fiddlehead

In an op-ed today in the NYT, Lance Hosey makes the pragmatic case for beauty:

“Take color. Last year, German researchers found that just glancing at shades of green can boost creativity and motivation. It’s not hard to guess why: we associate verdant colors with food-bearing vegetation — hues that promise nourishment. This could partly explain why window views of landscapes, research shows, can speed patient recovery in hospitals, aid learning in classrooms and spur productivity in the workplace. In studies of call centers, for example, workers who could see the outdoors completed tasks 6 to 7 percent more efficiently than those who couldn’t, generating an annual savings of nearly $3,000 per employee.
In some cases the same effect can happen with a photographic or even painted mural, whether or not it looks like an actual view of the outdoors. Corporations invest heavily to understand what incentivizes employees, and it turns out that a little color and a mural could do the trick. Simple geometry is leading to similar revelations. For more than 2,000 years, philosophers, mathematicians and artists have marveled at the unique properties of the “golden rectangle”: subtract a square from a golden rectangle, and what remains is another golden rectangle, and so on and so on — an infinite spiral. These so-called magical proportions (about 5 by 8) are common in the shapes of books, television sets and credit cards, and they provide the underlying structure for some of the most beloved designs in history: the facades of the Parthenon and Notre Dame, the face of the ‘Mona Lisa,’ the Stradivarius violin and the original iPod.”

Bill Hicks took this line of reasoning to its logical extreme decades ago; it ends with a beautiful woman, preferably nude, in fully saturated color, selling Coke. And the truth about whether sex really sells, or if it just angries up the blood is, of course, more complicated than the conventional wisdom might admit. But the way the question is framed is problematic. Does beauty in art or nature need justification, a practical purpose, an angle to exploit? Is the ultimate measure of everything whether or not it can be used to turn a profit?

Jackson Pollock, “Number 8”

Now. Some people become very fidgety when, for instance, their favorite song turns up in a car commercial. I have little patience for the sort of purist who prefers their idols starving and struggling; as Nitsuh Abebe wrote in a very good profile of Grizzly Bear last year, artists have mortgages to pay and heroin to buy, like the rest of us, and while I personally would never always illegally pirate music even though it is easier and faster as well as free-er, you know. Kids these days. However: egregious brand clashes between band and product are certainly cringe-inducing (remember that painfully awkward Iggy Pop ad for a Royal Caribbean cruise?). On the other hand, the use of Walt Whitman in this Levi’s ad makes me want to high five Don Draper.

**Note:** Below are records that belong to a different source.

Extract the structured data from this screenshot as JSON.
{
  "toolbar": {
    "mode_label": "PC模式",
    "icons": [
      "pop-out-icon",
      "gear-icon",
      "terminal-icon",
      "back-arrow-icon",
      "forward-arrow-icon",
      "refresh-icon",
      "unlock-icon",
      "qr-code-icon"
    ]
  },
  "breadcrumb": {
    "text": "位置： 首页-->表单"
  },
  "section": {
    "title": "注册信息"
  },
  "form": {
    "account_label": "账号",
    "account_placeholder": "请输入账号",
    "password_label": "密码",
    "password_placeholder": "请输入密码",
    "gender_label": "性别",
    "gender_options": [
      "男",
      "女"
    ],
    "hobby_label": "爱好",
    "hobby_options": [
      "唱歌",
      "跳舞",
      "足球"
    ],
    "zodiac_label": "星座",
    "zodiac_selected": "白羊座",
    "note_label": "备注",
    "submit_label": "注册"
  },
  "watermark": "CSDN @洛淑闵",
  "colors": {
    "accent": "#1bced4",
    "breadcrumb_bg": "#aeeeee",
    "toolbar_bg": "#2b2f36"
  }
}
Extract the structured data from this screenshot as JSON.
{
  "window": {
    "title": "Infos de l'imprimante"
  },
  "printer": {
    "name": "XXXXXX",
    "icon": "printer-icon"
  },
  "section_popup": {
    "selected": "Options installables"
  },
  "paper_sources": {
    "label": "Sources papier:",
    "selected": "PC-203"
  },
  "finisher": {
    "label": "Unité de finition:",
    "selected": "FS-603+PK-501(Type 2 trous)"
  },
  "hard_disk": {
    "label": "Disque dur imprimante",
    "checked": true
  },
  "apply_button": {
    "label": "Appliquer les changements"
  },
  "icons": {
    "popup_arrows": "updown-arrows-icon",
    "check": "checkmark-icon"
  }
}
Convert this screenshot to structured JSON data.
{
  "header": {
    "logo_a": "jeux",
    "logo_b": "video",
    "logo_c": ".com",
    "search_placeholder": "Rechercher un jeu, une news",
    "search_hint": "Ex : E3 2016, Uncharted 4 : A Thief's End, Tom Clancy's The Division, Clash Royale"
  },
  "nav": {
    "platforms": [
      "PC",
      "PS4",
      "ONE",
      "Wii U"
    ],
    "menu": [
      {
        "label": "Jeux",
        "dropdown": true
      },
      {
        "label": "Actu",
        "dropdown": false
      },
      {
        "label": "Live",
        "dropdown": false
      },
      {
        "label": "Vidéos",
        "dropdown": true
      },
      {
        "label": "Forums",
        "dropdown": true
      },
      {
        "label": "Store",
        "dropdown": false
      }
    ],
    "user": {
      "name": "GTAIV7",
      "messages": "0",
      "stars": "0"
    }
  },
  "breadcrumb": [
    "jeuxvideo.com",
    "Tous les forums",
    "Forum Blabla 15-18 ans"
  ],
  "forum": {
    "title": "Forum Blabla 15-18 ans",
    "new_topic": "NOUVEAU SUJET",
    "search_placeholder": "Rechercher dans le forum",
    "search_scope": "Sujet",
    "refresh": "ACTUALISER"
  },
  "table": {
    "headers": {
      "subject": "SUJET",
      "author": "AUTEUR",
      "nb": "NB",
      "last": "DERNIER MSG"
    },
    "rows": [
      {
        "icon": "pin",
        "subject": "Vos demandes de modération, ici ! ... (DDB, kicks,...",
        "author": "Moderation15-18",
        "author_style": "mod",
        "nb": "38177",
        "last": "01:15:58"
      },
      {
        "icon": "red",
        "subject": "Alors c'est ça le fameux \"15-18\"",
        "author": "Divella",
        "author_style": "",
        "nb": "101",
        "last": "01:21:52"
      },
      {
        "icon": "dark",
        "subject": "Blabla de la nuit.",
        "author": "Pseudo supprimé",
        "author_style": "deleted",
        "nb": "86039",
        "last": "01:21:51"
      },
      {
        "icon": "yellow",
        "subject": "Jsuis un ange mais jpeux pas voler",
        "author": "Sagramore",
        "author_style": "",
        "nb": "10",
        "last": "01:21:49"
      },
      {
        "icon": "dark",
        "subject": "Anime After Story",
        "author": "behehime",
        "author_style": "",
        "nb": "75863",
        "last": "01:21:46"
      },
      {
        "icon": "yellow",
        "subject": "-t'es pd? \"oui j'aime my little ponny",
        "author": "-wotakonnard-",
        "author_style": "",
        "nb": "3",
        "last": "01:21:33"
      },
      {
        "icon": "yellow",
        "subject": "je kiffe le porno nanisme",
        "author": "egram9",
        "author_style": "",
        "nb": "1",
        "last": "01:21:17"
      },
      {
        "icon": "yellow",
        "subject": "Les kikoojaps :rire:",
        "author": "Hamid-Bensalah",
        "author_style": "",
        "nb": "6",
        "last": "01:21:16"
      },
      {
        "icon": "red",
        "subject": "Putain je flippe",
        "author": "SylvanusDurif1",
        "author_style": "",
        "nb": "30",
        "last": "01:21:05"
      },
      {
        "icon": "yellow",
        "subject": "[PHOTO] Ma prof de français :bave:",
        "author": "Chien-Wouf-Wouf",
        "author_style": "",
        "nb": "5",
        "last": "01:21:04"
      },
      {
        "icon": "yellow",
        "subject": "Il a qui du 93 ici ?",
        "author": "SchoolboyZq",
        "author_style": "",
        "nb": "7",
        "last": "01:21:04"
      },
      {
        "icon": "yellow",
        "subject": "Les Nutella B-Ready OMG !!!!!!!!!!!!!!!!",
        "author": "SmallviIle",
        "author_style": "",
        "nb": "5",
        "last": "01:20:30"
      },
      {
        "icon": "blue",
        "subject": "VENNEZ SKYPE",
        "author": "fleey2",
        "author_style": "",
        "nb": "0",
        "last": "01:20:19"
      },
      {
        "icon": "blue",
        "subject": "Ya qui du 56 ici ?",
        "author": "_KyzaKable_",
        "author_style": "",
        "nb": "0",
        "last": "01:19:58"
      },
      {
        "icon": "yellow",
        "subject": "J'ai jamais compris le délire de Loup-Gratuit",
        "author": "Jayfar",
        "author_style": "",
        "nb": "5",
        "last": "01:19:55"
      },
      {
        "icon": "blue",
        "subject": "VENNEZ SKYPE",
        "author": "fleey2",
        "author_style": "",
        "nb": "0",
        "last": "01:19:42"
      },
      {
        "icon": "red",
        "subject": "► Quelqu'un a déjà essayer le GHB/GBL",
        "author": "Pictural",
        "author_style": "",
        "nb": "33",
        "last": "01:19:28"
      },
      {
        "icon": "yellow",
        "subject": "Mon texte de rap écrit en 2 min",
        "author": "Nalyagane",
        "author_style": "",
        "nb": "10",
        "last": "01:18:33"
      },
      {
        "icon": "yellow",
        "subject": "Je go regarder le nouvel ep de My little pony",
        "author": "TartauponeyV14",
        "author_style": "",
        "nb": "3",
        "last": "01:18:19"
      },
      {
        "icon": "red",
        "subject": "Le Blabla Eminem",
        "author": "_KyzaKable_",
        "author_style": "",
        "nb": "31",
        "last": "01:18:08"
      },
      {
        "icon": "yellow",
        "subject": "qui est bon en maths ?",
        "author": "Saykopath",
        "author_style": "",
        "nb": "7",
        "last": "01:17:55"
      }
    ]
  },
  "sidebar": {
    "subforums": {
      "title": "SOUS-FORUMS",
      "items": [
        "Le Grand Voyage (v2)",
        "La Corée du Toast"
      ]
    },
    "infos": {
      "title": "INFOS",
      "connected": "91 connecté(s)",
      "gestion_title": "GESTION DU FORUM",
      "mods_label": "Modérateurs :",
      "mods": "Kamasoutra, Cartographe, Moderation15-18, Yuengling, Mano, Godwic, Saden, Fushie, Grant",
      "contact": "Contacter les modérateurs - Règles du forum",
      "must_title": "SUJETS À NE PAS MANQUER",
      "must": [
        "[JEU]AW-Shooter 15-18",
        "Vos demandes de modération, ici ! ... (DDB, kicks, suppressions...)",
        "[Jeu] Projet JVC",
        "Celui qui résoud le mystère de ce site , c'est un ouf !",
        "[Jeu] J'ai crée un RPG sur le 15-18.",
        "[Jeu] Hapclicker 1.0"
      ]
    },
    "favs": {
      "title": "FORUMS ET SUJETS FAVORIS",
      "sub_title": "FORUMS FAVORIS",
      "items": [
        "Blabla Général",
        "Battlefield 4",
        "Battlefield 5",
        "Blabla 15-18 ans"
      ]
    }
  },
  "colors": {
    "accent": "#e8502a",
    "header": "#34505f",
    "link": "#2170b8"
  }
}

It is certainly a marvelous side effect for an artist to have his paintings featured in a movie, or a song used to sell iPods. There is, in fact, a compelling argument to be made that the demands of marketing can make one a better writer or visual artist. There is undeniably a fertile, profitable overlap between commerce and creation. Still, the concept that the value of not just one’s work, but even physical or natural beauty is market-based…that freaks me out. Maybe it’s just because nobody ever pays me for my paintings.